    Super Member vicki reno's Avatar
    Join Date
    Jan 2007
    Location
    North Carolina
    Posts
    2,259
    When I went to New Orleans to visit a couple of weeks ago, the first thing my sister and I did after leaving the airport was to go to a qult shop on Magazine street. They rip everything that you purchase! Measure, snip and rip. That is the only way that I can get a straight piece. On occaision I have found that the grain doesn't run true, but not usually on the pricier pieces. So don't feel bad about ripping, even quilt shops do it.

  23. #23
    Steve's Avatar
    Join Date
    Aug 2007
    Posts
    707
    Well, it worked this time and I liked the technique. I didn't really notice any stretching June other than the first inch or so. I was tearing long rips at a time and not starting and stopping. It only took about 3 or 4 tugs to get through the three yards and I trimmed the first couple inches from the project anyway. I love the rotary, but sure like this method too. :D

  24. #24
    Sis
    Sis is offline
    Member
    Join Date
    Jan 2007
    Location
    Born a SE Ohio Buckeye,now a Middle Tennessee Volunteer
    Posts
    72
    From what I understand about the way fabric is woven, to rip it from selvage edge to selvage edge does not stretch it as much as ripping the selvage edge longways. I have cut fabric "longways" to avoid seams in making valences and they began sagging (not a pretty sight, believe me). I usually fold it so I can cut 4 layers at one time.
    When I sew a long seam such as a border, I always pin (which I know is not a popular technique among many quilters). I like the flower head type for all types of sewing.

    Sis

  25. #25
    Senior Member k_jupiter's Avatar
    Join Date
    Dec 2006
    Location
    Bay area CA
    Posts
    879
    Quote Originally Posted by Steve
    Having worked on only small pieces thus far, this is my first time cutting a large length of fabric; I need two - 68 x 3 Ĺ inches long for the border of a table runner, plus the accompanying backing. Iíve a three-yard length of fabric and want to cut it parallel to the selvage, but how do I accurately cut a piece this large? The thought of quickly messing up this much fabric with my rotary is giving me the willies. Can anyone guide me in this
    process?
    Why?

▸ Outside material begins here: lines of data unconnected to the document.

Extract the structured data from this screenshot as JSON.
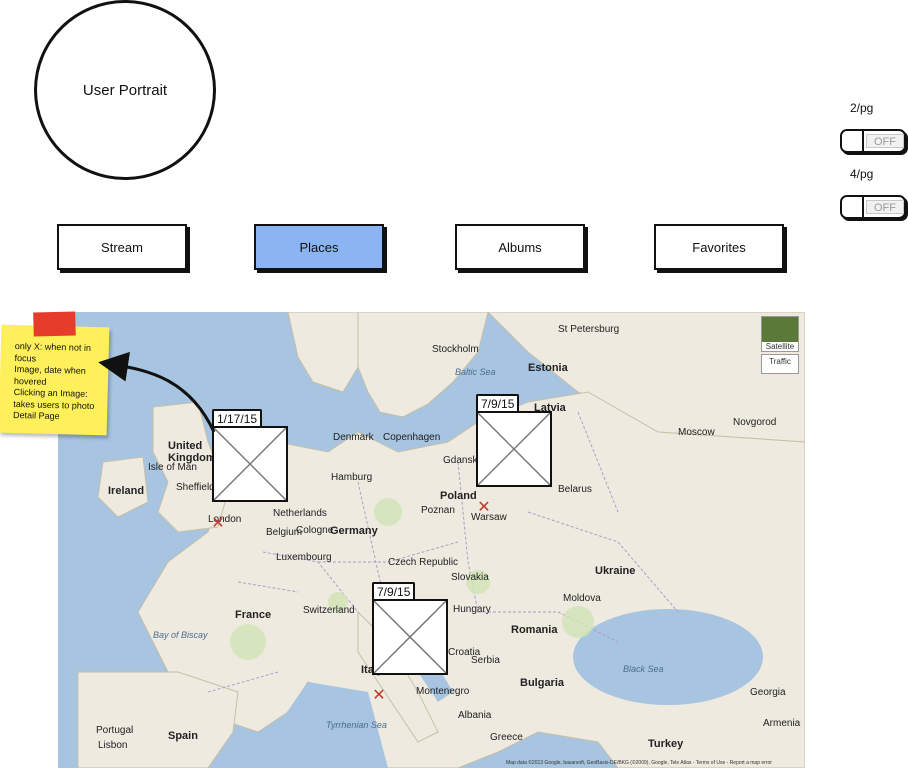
{
  "header": {
    "portrait_label": "User Portrait"
  },
  "layout_toggles": [
    {
      "label": "2/pg",
      "state": "OFF"
    },
    {
      "label": "4/pg",
      "state": "OFF"
    }
  ],
  "nav": {
    "active": "Places",
    "items": [
      {
        "label": "Stream"
      },
      {
        "label": "Places"
      },
      {
        "label": "Albums"
      },
      {
        "label": "Favorites"
      }
    ]
  },
  "map": {
    "controls": {
      "satellite": "Satellite",
      "traffic": "Traffic"
    },
    "labels": {
      "st_petersburg": "St Petersburg",
      "estonia": "Estonia",
      "latvia": "Latvia",
      "moscow": "Moscow",
      "novgorod": "Novgorod",
      "stockholm": "Stockholm",
      "baltic_sea": "Baltic Sea",
      "denmark": "Denmark",
      "copenhagen": "Copenhagen",
      "united_kingdom": "United Kingdom",
      "isle_of_man": "Isle of Man",
      "sheffield": "Sheffield",
      "ireland": "Ireland",
      "london": "London",
      "netherlands": "Netherlands",
      "hamburg": "Hamburg",
      "germany": "Germany",
      "belgium": "Belgium",
      "luxembourg": "Luxembourg",
      "cologne": "Cologne",
      "gdansk": "Gdansk",
      "poland": "Poland",
      "poznan": "Poznan",
      "warsaw": "Warsaw",
      "belarus": "Belarus",
      "czech_republic": "Czech Republic",
      "slovakia": "Slovakia",
      "ukraine": "Ukraine",
      "france": "France",
      "switzerland": "Switzerland",
      "hungary": "Hungary",
      "moldova": "Moldova",
      "romania": "Romania",
      "bay_of_biscay": "Bay of Biscay",
      "italy": "Italy",
      "croatia": "Croatia",
      "serbia": "Serbia",
      "bulgaria": "Bulgaria",
      "black_sea": "Black Sea",
      "montenegro": "Montenegro",
      "albania": "Albania",
      "portugal": "Portugal",
      "lisbon": "Lisbon",
      "spain": "Spain",
      "greece": "Greece",
      "turkey": "Turkey",
      "georgia": "Georgia",
      "armenia": "Armenia",
      "tyrrhenian_sea": "Tyrrhenian Sea",
      "attribution": "Map data ©2013 Google, basarsoft, GeoBasis-DE/BKG (©2009), Google, Tele Atlas - Terms of Use - Report a map error"
    },
    "photo_markers": [
      {
        "date": "1/17/15"
      },
      {
        "date": "7/9/15"
      },
      {
        "date": "7/9/15"
      }
    ]
  },
  "annotation": {
    "lines": [
      "only X: when not in focus",
      "Image, date when hovered",
      "Clicking an Image: takes users to photo Detail Page"
    ]
  },
  "colors": {
    "active_tab": "#8bb4f2",
    "sticky_note": "#fdf05a",
    "sticky_tape": "#e63c2c",
    "pin": "#c0392b",
    "water": "#a7c4e0",
    "land": "#eeeae0"
  },
  "icons": {
    "photo_placeholder": "crossed-box-icon",
    "location_pin": "x-mark-icon"
  }
}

    Do you suffer from Anglejointinmiddleofborderphobia?

    Make life simple. cut along the width and piece it together.

    tim in san jose

Page 1 of 3 1 2 ... LastLast

Posting Permissions

  • You may not post new threads
  • You may not post replies
  • You may not post attachments
  • You may not edit your posts
  •  

SEO by vBSEO ©2011, Crawlability, Inc.